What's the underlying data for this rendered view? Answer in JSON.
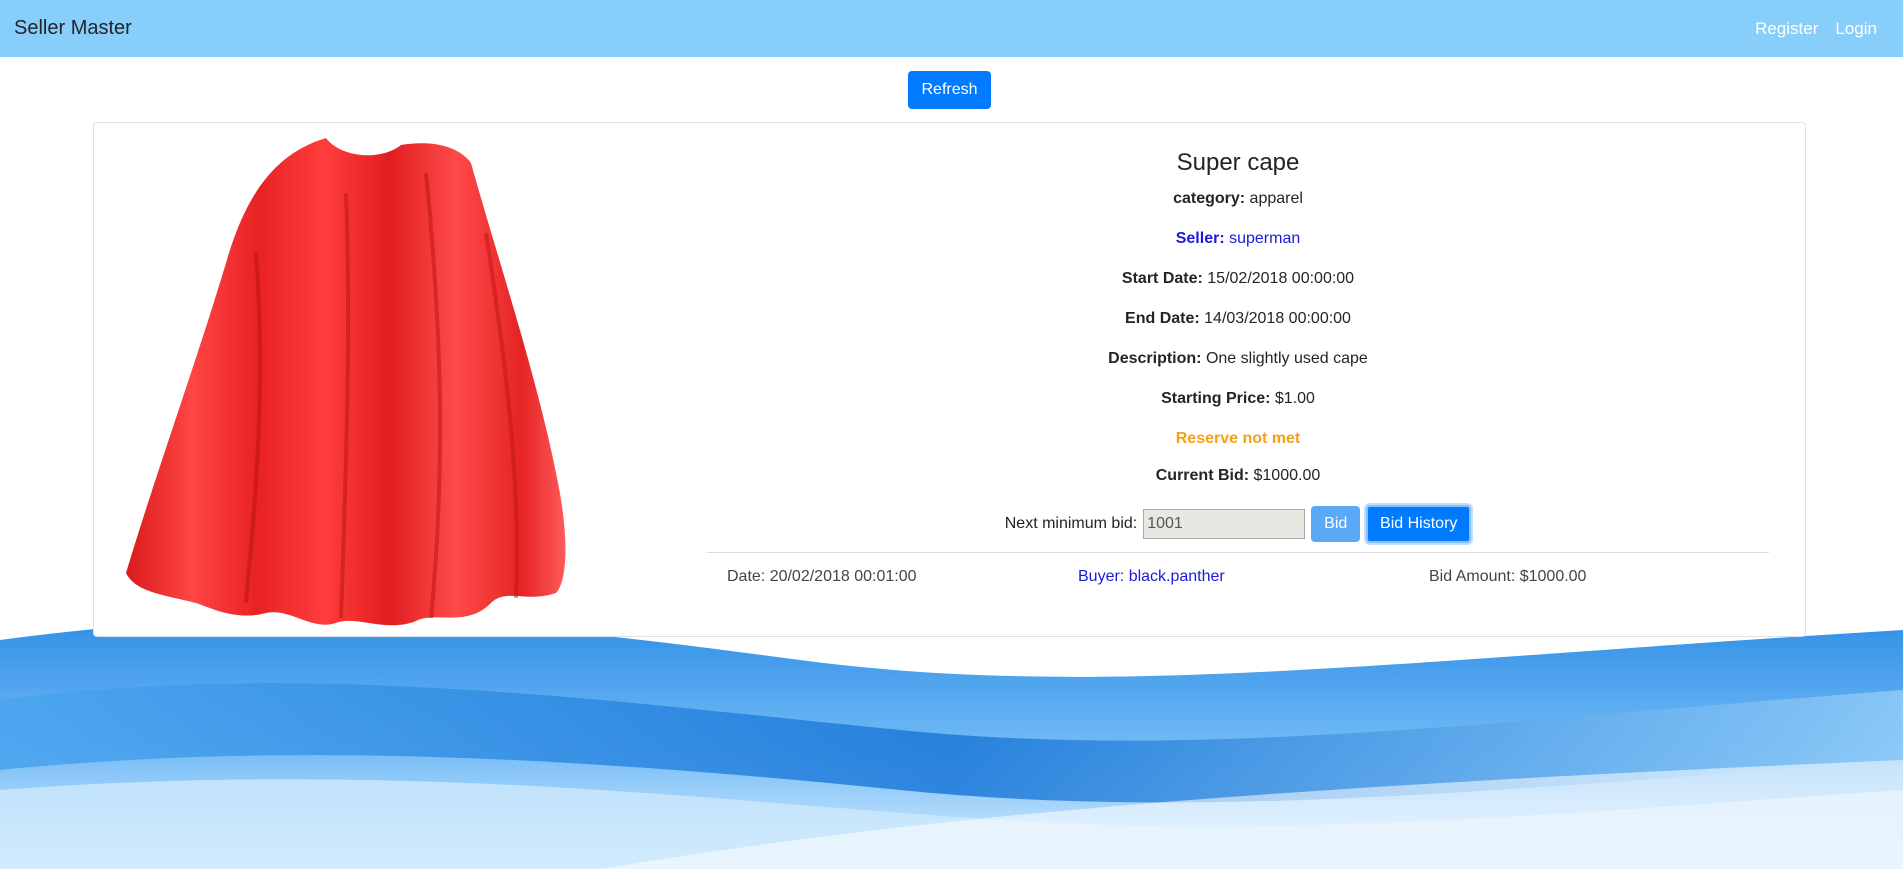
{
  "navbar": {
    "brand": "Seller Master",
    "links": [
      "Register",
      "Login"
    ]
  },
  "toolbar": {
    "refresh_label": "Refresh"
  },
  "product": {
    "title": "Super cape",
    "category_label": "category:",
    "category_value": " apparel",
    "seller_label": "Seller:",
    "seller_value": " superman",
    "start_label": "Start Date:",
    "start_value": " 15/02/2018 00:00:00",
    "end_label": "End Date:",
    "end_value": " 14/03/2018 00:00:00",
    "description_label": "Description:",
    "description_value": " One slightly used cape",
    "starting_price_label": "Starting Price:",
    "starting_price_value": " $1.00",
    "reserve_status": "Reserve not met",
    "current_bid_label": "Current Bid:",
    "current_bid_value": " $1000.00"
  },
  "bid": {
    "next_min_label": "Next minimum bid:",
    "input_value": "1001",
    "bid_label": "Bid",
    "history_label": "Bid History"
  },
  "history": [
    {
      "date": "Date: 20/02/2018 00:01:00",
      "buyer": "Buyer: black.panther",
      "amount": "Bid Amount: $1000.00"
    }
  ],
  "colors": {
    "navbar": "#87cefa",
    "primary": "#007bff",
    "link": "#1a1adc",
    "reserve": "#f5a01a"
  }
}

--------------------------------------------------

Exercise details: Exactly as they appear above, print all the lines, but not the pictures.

Solution below:
What's the underlying data for this rendered view? Answer in JSON.
{
  "navbar": {
    "brand": "Seller Master",
    "links": [
      "Register",
      "Login"
    ]
  },
  "toolbar": {
    "refresh_label": "Refresh"
  },
  "product": {
    "title": "Super cape",
    "category_label": "category:",
    "category_value": " apparel",
    "seller_label": "Seller:",
    "seller_value": " superman",
    "start_label": "Start Date:",
    "start_value": " 15/02/2018 00:00:00",
    "end_label": "End Date:",
    "end_value": " 14/03/2018 00:00:00",
    "description_label": "Description:",
    "description_value": " One slightly used cape",
    "starting_price_label": "Starting Price:",
    "starting_price_value": " $1.00",
    "reserve_status": "Reserve not met",
    "current_bid_label": "Current Bid:",
    "current_bid_value": " $1000.00"
  },
  "bid": {
    "next_min_label": "Next minimum bid:",
    "input_value": "1001",
    "bid_label": "Bid",
    "history_label": "Bid History"
  },
  "history": [
    {
      "date": "Date: 20/02/2018 00:01:00",
      "buyer": "Buyer: black.panther",
      "amount": "Bid Amount: $1000.00"
    }
  ],
  "colors": {
    "navbar": "#87cefa",
    "primary": "#007bff",
    "link": "#1a1adc",
    "reserve": "#f5a01a"
  }
}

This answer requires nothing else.